'This is the real alternative to the philosophies of both Fascism and Communism, provided its implications in the social and economic spheres are fully thought out and faced. In it lies the only spring of hope for the world. It is the contribution of supreme value which this country, if true to what is best in its traditions, might make to the world in its present distress.
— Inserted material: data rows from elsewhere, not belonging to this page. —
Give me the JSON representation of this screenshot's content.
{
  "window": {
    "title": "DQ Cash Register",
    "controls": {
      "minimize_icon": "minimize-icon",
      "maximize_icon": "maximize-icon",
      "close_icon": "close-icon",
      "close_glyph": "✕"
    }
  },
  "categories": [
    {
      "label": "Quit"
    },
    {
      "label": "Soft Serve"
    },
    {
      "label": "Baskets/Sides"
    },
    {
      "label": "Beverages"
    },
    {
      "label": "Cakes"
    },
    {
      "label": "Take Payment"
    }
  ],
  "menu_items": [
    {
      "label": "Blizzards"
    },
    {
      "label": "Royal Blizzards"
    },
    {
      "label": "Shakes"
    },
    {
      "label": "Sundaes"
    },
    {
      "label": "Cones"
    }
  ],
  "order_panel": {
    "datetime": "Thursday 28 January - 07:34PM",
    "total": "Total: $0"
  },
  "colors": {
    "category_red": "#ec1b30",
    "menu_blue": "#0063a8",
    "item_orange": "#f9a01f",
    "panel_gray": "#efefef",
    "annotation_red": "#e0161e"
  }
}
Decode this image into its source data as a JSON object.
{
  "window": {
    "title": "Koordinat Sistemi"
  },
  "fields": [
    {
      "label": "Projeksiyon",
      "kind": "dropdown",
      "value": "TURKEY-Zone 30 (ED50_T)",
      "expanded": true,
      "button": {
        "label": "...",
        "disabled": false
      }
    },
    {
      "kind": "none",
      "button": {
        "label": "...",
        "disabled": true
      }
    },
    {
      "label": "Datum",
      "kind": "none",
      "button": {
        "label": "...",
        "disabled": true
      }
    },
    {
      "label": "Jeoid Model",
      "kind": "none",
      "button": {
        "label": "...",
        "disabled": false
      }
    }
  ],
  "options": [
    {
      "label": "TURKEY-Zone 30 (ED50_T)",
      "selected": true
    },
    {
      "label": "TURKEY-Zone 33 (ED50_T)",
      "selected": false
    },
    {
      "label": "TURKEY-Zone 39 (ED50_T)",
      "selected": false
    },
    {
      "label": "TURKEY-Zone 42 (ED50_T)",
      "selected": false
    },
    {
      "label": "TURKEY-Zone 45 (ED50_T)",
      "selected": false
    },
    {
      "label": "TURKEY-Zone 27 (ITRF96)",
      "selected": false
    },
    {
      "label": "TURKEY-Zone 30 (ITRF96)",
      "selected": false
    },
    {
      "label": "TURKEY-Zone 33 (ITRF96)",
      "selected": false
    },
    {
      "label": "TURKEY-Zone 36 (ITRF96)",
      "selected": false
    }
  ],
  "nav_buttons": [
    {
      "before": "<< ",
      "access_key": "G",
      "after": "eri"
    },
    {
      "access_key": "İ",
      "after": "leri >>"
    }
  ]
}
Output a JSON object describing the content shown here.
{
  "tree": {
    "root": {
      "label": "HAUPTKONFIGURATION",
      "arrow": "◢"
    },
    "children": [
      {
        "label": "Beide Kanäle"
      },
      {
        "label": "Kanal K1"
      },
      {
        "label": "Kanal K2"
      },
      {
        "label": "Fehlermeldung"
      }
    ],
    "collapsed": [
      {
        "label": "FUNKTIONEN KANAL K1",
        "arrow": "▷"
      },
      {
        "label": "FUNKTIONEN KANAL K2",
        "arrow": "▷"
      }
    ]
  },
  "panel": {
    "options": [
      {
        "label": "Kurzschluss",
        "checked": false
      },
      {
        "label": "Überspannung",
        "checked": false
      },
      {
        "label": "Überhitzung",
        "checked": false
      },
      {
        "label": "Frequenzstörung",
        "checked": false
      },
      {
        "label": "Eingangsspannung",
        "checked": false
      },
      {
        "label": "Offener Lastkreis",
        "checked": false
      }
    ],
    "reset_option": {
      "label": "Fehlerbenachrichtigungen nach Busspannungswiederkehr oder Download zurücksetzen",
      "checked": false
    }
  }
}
But this view of the meaning of life can become a real alternative to Fascism and Communism only if it has its roots in the ultimate constitution of the universe and if we may dare to believe in a living God who is the source, consecration and sustainer of our personal relations with our fellow men.'43


 1 The Times, 16August 1961. Sir Lynden later became Chairman of Reuters.

 2 Bishop Perry to Archbishop Lang, 14 September 1932.

 3 Archbishop Lang to Bishop Perry, 9 August 1932.

 4 Bishop Perry to Archbishop Lang, 14 September 1932.

 5 Revd P. T. B. Clayton to Archbishop Lang, 9 August 1932.

 6 Canon Arnold Mayhew, six-page memo to Archbishop Lang, after attending Oxford house-party 27-30 June 1932.

 7 Bishop of Dover to Archbishop Lang, 19 July 1932.

 8 Prebendary E. C. Rich to Archbishop Lang, 15 December 1931.

 9 Herbert Upward to Vernon Bartlett, 1 December 1931.

10  Item 12, minutes of meeting of Diocesan Bishops, Church House, Westminster, 18 and 19 January 1932.

11 Minutes of meeting, Church House, Westminster, 5 February 1934.

12 Archbishop Söderblom to Buchman, 10 February 1931.

13 Telegram from Archbishop Söderblom to Buchman, 20 May 1931.

14 Morning Post, 4 November 1933.

15 Owen Chadwick: Hensley Henson (Chaucer Press, 1983), p. 213.

16 Hensley Henson: The Group Movement (Oxford University Press, 1933),pp.

17 Chadwick, p. 214.

18 Hensley Henson: Retrospective of an Unimportant Life (Oxford University Press, 1943), Vol. III, p. 282.

19 Chadwick, p. 214.

20 ibid., p. 213.

21 The Times, 10 November 1933.

22 Daily Mail, 23October 1933.

23 The Times, 3 November 1933.

24 Daily Sketch, 29 September 1933.

25 The Times, 29 September 1933.

26 Martin Kiddle to Buchman, 28 February 1933.

27 Martin Kiddle to Lady Newsom, 20 August 1933.

28 The Times, 23 September 1933.

29 Daily Express, 19 February 1943.

30 Church of England Newspaper, 17 July 1931.

31 Bishop of Salisbury to H. Kenaston Twitchell, 2 January 1935.

32 H. Kenaston Twitchell to Buchman, 7 January 1935.

33 Buchman to Sir Michael Sadler, 14 December 1933.

34 Sir Michael Sadler to Buchman, 15 December 1933.

35 Arnold Lunn: Enigma (Longmans, 1957), p. 97.

36 The Times, 27 September 1933.

37 Sunday Dispatch, 24 September 1933.

38 ibid., 8 October 1933.

39 Evening Standard, 8 December 1933.

40 Church of England Newspaper, 26 January 1934.

41 From a widely printed press article, reprinted in Moral Re-Armament, edited by H. W. 'Bunny' Austin (Heinemann, 1938), pp. 58-9.

42 George Light, unpublished MS, 11 February 1946.

43 The Times, 6 October 1933.